Busybee’s column dated May 20, 1997 was a satire on how to beat Mumbai’s heat on sultry summer days; some of his cool ideas… (#6) have Parsi Dairy Kulfi (now that’s close to my heart and what once was close to home); (#5) Drink Fanta; (#13) Open the refrigerator door and stand in front of it; (#32) Sit in the Taj lobby. Look like you’re waiting for somebody important who is staying at the hotel [Alas, that option must be ruled out since 26/11 (another “yikes”… now, more for the reference to the date – how unoriginal can the media get – because such a nomenclature speaks of their buzzing – rather than for the actual horror of the sad event)]… some of these are bound to bring at least a hint of a smile on a true Bombayite.
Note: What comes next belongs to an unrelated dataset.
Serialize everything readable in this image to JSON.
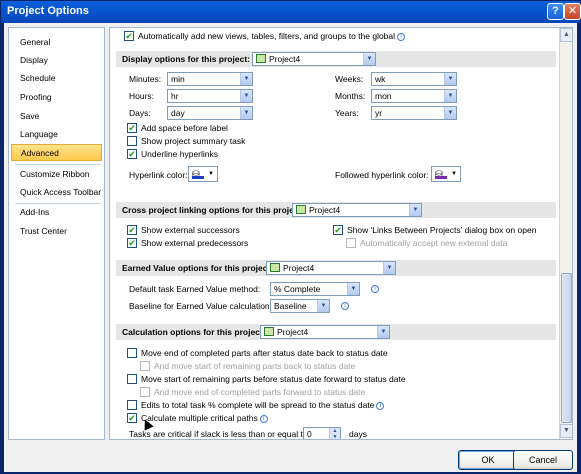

Read his column (again), if you like.
But like me, if you’re looking for ideas on how to stay warm – especially with the heating boiler gone kaput since the past few days here, or to save on energy bills, read on… Farzana, if you happen to read this, please pardon me.
1. Go away to Malaysia (Far-East), Argentina (South)
2. Go to India… fly Air-India
3. Do go to work… if it’s no longer at Wall Street, go to Blimpie’s or McDonalds… food joints must always have heating… even if you’re not eating, or can’t afford to
4. Drink hot tea, ginger tea, or green tea… it doesn’t have to be at a Starbucks… forget the big bucks; buy a bag of tea leaves from a desi-grocer at the Indian market, and the ginger at the Asian grocer’s around the corner
5. Eat Dates – lots of them… home-grown in California, or imported from Oman in Muscat (if you can find those)… oh, I meant not their location on the map but in stores
6. Go watch Slumdog Millionnaire at the cinema… stay warm in the heat… so what if Indians have cried out aloud and condemned Boyle for the slur with his reference to a cur for his recent Oscar-winner’s nomenclature
7. Take a ride from South Ferry to Staten Island and back… it’s free… walking around Manhattan looking for work can get rough; don’t be hard on yourself; take heart by taking a break
8. Don’t always wait for the ice to melt… get online, get chatting, and get into Facebook
9. Spring is a month away but you can Twitter… ain’t that tweet?
10. Wall Street is pummeled and indices down at 1997 levels… is the heat up, or do you still feel left out in the cold?